Requirement:
Scan the entries below, and for each line that includes the word "time", make a copy.

Given data:

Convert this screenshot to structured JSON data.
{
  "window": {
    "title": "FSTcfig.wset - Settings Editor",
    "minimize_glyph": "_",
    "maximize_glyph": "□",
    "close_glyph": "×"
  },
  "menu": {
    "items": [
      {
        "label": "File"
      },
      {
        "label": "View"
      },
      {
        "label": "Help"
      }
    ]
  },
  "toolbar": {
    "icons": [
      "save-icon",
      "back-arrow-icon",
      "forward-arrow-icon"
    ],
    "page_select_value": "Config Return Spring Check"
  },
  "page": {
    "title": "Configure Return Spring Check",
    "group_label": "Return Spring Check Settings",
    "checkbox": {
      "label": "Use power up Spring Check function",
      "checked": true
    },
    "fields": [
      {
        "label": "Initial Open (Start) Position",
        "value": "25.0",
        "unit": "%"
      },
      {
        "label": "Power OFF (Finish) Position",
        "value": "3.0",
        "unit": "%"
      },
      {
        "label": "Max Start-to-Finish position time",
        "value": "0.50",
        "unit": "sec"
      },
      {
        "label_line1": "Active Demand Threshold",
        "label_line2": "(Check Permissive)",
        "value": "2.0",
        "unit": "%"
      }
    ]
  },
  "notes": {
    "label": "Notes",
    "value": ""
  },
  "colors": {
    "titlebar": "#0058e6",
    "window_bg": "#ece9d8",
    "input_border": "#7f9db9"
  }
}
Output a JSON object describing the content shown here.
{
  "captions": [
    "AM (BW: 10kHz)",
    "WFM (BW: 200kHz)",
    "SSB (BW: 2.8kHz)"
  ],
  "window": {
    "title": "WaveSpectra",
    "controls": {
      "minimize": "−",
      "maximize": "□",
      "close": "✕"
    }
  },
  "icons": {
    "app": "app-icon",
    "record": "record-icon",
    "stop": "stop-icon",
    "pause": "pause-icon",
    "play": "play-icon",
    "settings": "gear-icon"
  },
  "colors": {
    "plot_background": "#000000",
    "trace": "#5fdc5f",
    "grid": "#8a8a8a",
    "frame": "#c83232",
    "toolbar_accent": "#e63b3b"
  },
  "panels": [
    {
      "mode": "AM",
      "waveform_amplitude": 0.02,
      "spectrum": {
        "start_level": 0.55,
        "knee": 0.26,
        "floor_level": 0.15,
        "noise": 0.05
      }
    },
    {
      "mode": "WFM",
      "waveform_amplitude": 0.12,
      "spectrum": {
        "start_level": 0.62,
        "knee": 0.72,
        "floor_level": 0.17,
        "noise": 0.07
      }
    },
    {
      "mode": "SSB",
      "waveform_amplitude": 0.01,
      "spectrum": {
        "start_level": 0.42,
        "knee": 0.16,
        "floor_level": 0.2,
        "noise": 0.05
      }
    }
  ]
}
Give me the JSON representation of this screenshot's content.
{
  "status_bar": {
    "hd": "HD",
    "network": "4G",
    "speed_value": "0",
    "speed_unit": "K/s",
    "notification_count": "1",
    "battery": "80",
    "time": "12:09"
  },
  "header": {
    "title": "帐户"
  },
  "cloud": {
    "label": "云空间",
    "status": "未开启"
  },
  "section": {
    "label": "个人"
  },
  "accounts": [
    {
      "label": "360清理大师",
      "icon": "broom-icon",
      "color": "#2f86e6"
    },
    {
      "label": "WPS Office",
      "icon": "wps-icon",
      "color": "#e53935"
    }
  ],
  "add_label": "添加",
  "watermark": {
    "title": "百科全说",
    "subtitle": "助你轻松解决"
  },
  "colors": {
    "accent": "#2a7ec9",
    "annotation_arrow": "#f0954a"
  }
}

Task result:
        "label": "Max Start-to-Finish position time",
    "time": "12:09"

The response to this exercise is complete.